▸ Entries from a dataset of interfaces:
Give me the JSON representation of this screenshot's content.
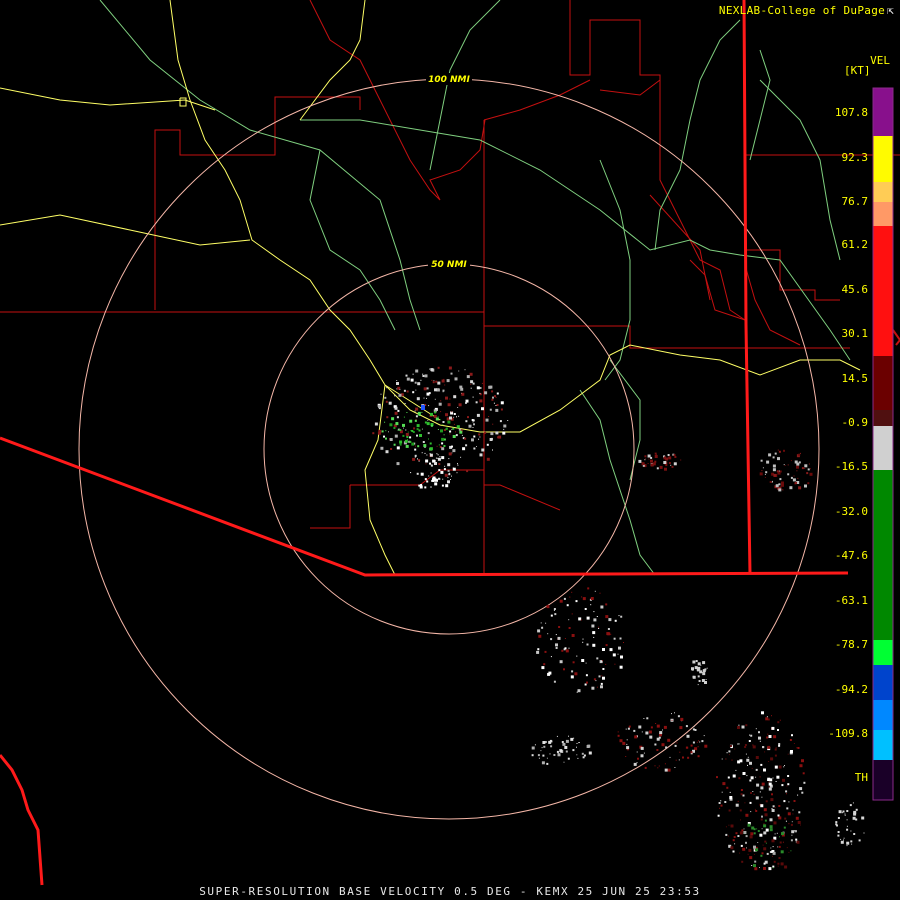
{
  "credit": {
    "text": "NEXLAB-College of DuPage",
    "link_icon": "external-link-icon"
  },
  "footer": {
    "caption": "SUPER-RESOLUTION BASE VELOCITY 0.5 DEG - KEMX 25 JUN 25 23:53"
  },
  "range_rings": {
    "outer_label": "100 NMI",
    "inner_label": "50 NMI"
  },
  "legend": {
    "title": "VEL",
    "unit": "[KT]",
    "labels": [
      "107.8",
      "92.3",
      "76.7",
      "61.2",
      "45.6",
      "30.1",
      "14.5",
      "-0.9",
      "-16.5",
      "-32.0",
      "-47.6",
      "-63.1",
      "-78.7",
      "-94.2",
      "-109.8",
      "TH"
    ]
  },
  "colors": {
    "ring": "#f5b7a8",
    "border_red": "#ff1a1a",
    "county": "#c41010",
    "highway": "#ffff66",
    "river": "#7fcf7f",
    "label_yellow": "#ffff00"
  }
}
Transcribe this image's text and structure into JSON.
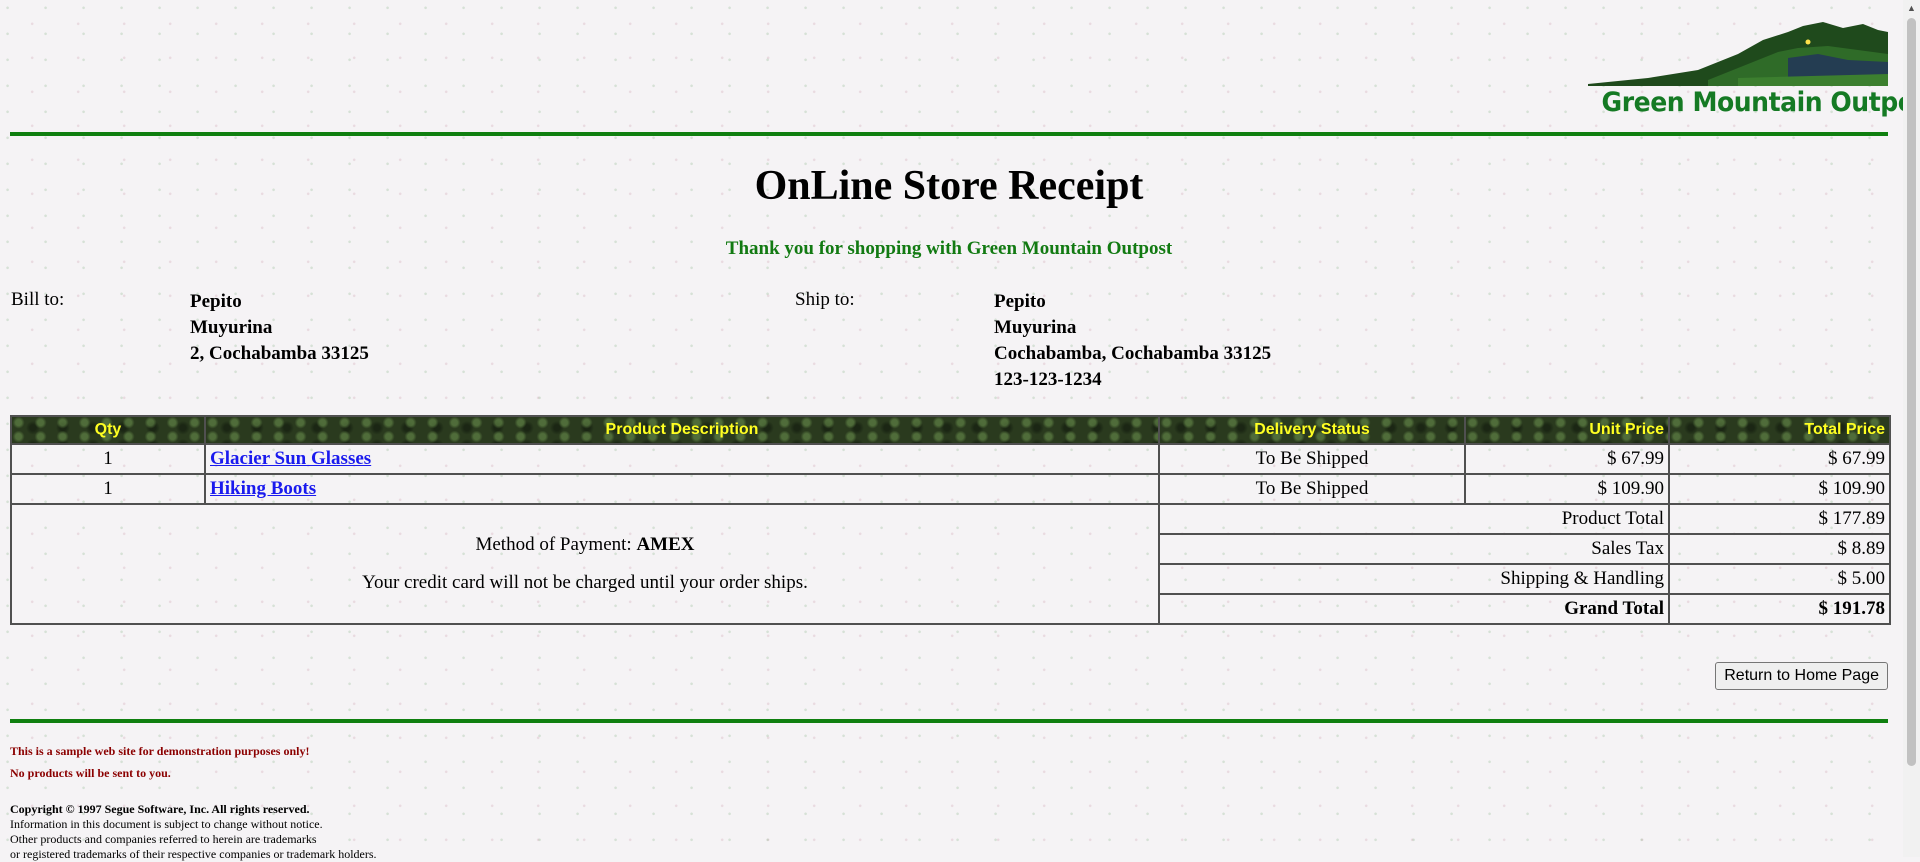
{
  "header": {
    "logo_text": "Green Mountain Outpost"
  },
  "page_title": "OnLine Store Receipt",
  "thanks_message": "Thank you for shopping with Green Mountain Outpost",
  "bill_to": {
    "label": "Bill to:",
    "lines": [
      "Pepito",
      "Muyurina",
      "2, Cochabamba 33125"
    ]
  },
  "ship_to": {
    "label": "Ship to:",
    "lines": [
      "Pepito",
      "Muyurina",
      "Cochabamba, Cochabamba 33125",
      "123-123-1234"
    ]
  },
  "table": {
    "headers": {
      "qty": "Qty",
      "description": "Product Description",
      "delivery": "Delivery Status",
      "unit_price": "Unit Price",
      "total_price": "Total Price"
    },
    "rows": [
      {
        "qty": "1",
        "description": "Glacier Sun Glasses",
        "delivery": "To Be Shipped",
        "unit_price": "$ 67.99",
        "total_price": "$ 67.99"
      },
      {
        "qty": "1",
        "description": "Hiking Boots",
        "delivery": "To Be Shipped",
        "unit_price": "$ 109.90",
        "total_price": "$ 109.90"
      }
    ],
    "payment": {
      "label": "Method of Payment:",
      "method": "AMEX",
      "note": "Your credit card will not be charged until your order ships."
    },
    "totals": [
      {
        "label": "Product Total",
        "value": "$ 177.89"
      },
      {
        "label": "Sales Tax",
        "value": "$ 8.89"
      },
      {
        "label": "Shipping & Handling",
        "value": "$ 5.00"
      },
      {
        "label": "Grand Total",
        "value": "$ 191.78"
      }
    ]
  },
  "home_button_label": "Return to Home Page",
  "footer": {
    "disclaimer_1": "This is a sample web site for demonstration purposes only!",
    "disclaimer_2": "No products will be sent to you.",
    "copyright": "Copyright © 1997 Segue Software, Inc. All rights reserved.",
    "notice_1": "Information in this document is subject to change without notice.",
    "notice_2": "Other products and companies referred to herein are trademarks",
    "notice_3": "or registered trademarks of their respective companies or trademark holders."
  },
  "colors": {
    "rule": "#0f7f0f",
    "brand_green": "#157a24",
    "header_text": "#ffff22",
    "link": "#1a1aee",
    "disclaimer": "#8b0000"
  }
}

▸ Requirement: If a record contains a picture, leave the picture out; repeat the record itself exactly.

▸ Finished task:
Give me the JSON representation of this screenshot's content.
{
  "credit": {
    "text": "NEXLAB-College of DuPage",
    "link_icon": "external-link-icon"
  },
  "footer": {
    "caption": "SUPER-RESOLUTION BASE VELOCITY 0.5 DEG - KEMX 25 JUN 25 23:53"
  },
  "range_rings": {
    "outer_label": "100 NMI",
    "inner_label": "50 NMI"
  },
  "legend": {
    "title": "VEL",
    "unit": "[KT]",
    "labels": [
      "107.8",
      "92.3",
      "76.7",
      "61.2",
      "45.6",
      "30.1",
      "14.5",
      "-0.9",
      "-16.5",
      "-32.0",
      "-47.6",
      "-63.1",
      "-78.7",
      "-94.2",
      "-109.8",
      "TH"
    ]
  },
  "colors": {
    "ring": "#f5b7a8",
    "border_red": "#ff1a1a",
    "county": "#c41010",
    "highway": "#ffff66",
    "river": "#7fcf7f",
    "label_yellow": "#ffff00"
  }
}
Transcribe this image's text and structure into JSON.
{
  "header": {
    "logo_text": "Green Mountain Outpost"
  },
  "page_title": "OnLine Store Receipt",
  "thanks_message": "Thank you for shopping with Green Mountain Outpost",
  "bill_to": {
    "label": "Bill to:",
    "lines": [
      "Pepito",
      "Muyurina",
      "2, Cochabamba 33125"
    ]
  },
  "ship_to": {
    "label": "Ship to:",
    "lines": [
      "Pepito",
      "Muyurina",
      "Cochabamba, Cochabamba 33125",
      "123-123-1234"
    ]
  },
  "table": {
    "headers": {
      "qty": "Qty",
      "description": "Product Description",
      "delivery": "Delivery Status",
      "unit_price": "Unit Price",
      "total_price": "Total Price"
    },
    "rows": [
      {
        "qty": "1",
        "description": "Glacier Sun Glasses",
        "delivery": "To Be Shipped",
        "unit_price": "$ 67.99",
        "total_price": "$ 67.99"
      },
      {
        "qty": "1",
        "description": "Hiking Boots",
        "delivery": "To Be Shipped",
        "unit_price": "$ 109.90",
        "total_price": "$ 109.90"
      }
    ],
    "payment": {
      "label": "Method of Payment:",
      "method": "AMEX",
      "note": "Your credit card will not be charged until your order ships."
    },
    "totals": [
      {
        "label": "Product Total",
        "value": "$ 177.89"
      },
      {
        "label": "Sales Tax",
        "value": "$ 8.89"
      },
      {
        "label": "Shipping & Handling",
        "value": "$ 5.00"
      },
      {
        "label": "Grand Total",
        "value": "$ 191.78"
      }
    ]
  },
  "home_button_label": "Return to Home Page",
  "footer": {
    "disclaimer_1": "This is a sample web site for demonstration purposes only!",
    "disclaimer_2": "No products will be sent to you.",
    "copyright": "Copyright © 1997 Segue Software, Inc. All rights reserved.",
    "notice_1": "Information in this document is subject to change without notice.",
    "notice_2": "Other products and companies referred to herein are trademarks",
    "notice_3": "or registered trademarks of their respective companies or trademark holders."
  },
  "colors": {
    "rule": "#0f7f0f",
    "brand_green": "#157a24",
    "header_text": "#ffff22",
    "link": "#1a1aee",
    "disclaimer": "#8b0000"
  }
}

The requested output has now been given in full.